You can avoid contact all you want, but it might backfire. While you're imagining him making you mix CDs and balling his eyes out while watching "The Notebook," he'll actually be going out with friends and meeting new people. The no contact rule works great if you want to get over someone. If you're hoping they come back, not so much.
Sure, you could play hard to get and show off your new haircut on Facebook in the hopes that he'll notice and comment and suddenly want you back. But is that really what you want? To sit around and wait for the hopes that he might suddenly want you back? The break-up happened for a reason. That's not to say he definitely won't want to get back together. But if he does, it really won't have anything to do with whether or not you guys have been Gchating or not. Usually when someone misses you, you know. When they don't, you know because you suddenly stop hearing from them.
The best thing you can do is to make your intentions clear. Let him know you want to get back together. You miss him, and want to give it another chance. If he wants to stay apart, at least you know for sure. This way you don't have to waste any time. Also, why play games at this stage? If you can't be honest with each other at this point, then it isn't a relationship worth pursuing.
Gal Pal says:
Some people take the opposite tack - from hoping for no contact, to hoping for really, really bad things to happen to their exes. Keep reading...
Do you believe in karma? Like what goes around comes around? I dated this REALLY bad guy and I feel like he deserves his. Do you think he will get it? (I won't be the one giving it to him btw!!! lol)

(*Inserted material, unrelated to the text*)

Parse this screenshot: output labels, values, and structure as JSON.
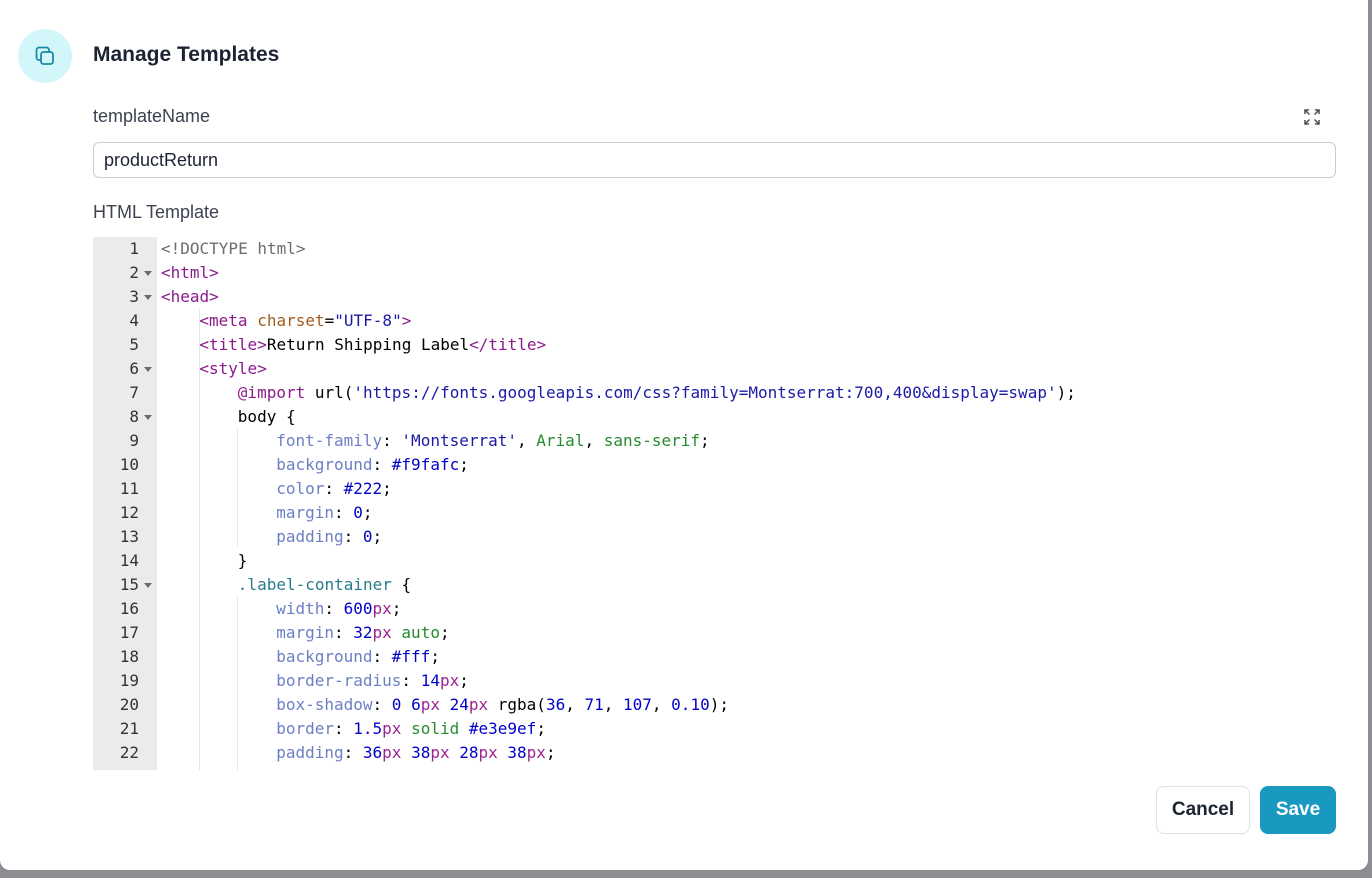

I believe that people who consistently mistreat others will get a taste of their own medicine sooner or later. Whether that's karma or just the natural consequence of being an asshat, I don't know, but it happens. I also believe that most evil people live miserable, joyless lives, which is its own punishment.
It would be nice if we could always witness karma in action, but we can't. The person's fate is out of our hands at that point, which is as it should be. Justice is best handled by the universe, not by us. The moment we take it upon ourselves to dispense justice, it becomes revenge, not justice, and revenge has a way of staining our hands and damaging our souls.
Do I think your ex will get what's coming to him? Maybe. Perhaps even probably. But then, do we all get punished for every bad thing we do? No, and thank goodness for that, because we all make mistakes and do bad things sometimes, intentionally or not. If every sin were punished, we would all be in deep doo-doo.
My advice to you is to let it go. I know you're angry, but who is suffering more from your anger, you or him? Karma may or may not get your ex. You might never know. Forget about him and focus on making yourself happy, treating people right and creating your own good karma. This is the definition of living well, and living well is the best revenge of all.
Gal Pal says:
Cary is dead one with this answer. We all pine for sweet revenge when someone's done us wrong. But karma is wonderful that way - it takes care of things for you so you don't have to waste more precious time and energy plotting and planning over a loser. Let him go...wish him as well as you can...and let yourself move on.
That's it for this week. Thanks for playing, guys and girls!